Forest ecosystems cover 30% of the world’s land surface, but historically covered as much as 50%. By storing 80% of the global plant carbon pool, forest ecosystems play a central role in regulating global climate. Boreal forests alone cover 11% of the world’s land surface and store more carbon than any other forest biomes (approximately 16% of the global carbon pool), most of which lies under rather than above the ground. The rate at which organic matter decomposes dictates how much carbon is stored in the soil of boreal forests and how much is released in the atmosphere. Cold climates in northern regions maintain low rates of decomposition in forest soils by influencing forest tree composition, leaf chemistry and decomposer activities. Each decomposer species might serve a slightly different function in the decomposition of organic matter, and in the cycling of carbon. However, the importance of preserving diversity for maintaining ecosystem functions and services remains obscure.
Recent studies demonstrate that climate change alters the structure and diversity of terrestrial arthropod communities. Most arthropods are insects, which alone account for 90% of all animal species on the globe. Our understanding of how insect diversity might affect key ecosystem processes such as carbon cycling is, nevertheless, limited. Some insect groups likely contribute disproportionally to ecosystem functioning due to their high biomass and particular life histories. In particular, ecosystem engineers such as ants shape the physical, chemical and biological characteristics of soils in most terrestrial ecosystems. Despite their ubiquity in forest ecosystems, the influence of ants on soil decomposer communities and decomposition of organic matter remains largely unexplored in northern ecosystems.

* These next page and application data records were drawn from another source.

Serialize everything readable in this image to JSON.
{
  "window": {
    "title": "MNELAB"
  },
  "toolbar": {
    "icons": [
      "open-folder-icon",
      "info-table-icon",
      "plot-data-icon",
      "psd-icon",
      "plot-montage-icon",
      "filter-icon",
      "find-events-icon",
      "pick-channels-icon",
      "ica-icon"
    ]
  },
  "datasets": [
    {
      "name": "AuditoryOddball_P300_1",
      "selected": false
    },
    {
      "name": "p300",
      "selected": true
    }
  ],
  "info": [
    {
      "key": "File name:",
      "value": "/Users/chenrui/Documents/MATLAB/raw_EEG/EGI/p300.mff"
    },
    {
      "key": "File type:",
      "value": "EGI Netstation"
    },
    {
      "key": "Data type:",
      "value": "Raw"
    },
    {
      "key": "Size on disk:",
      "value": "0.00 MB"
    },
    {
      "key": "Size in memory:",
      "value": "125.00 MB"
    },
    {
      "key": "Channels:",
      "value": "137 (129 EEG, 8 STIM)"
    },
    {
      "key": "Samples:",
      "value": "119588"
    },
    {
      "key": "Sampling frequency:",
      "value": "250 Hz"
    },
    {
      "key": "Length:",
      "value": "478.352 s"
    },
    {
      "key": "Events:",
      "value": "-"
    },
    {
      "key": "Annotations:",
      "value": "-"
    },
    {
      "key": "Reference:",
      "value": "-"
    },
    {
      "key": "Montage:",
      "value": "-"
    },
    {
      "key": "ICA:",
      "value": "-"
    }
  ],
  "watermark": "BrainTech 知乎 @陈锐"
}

Our lab will conduct observational and experimental studies at multiple sites from southern to northern Québec to quantify the role of ant diversity in the structuring of soil foodwebs and the decomposition of organic matter .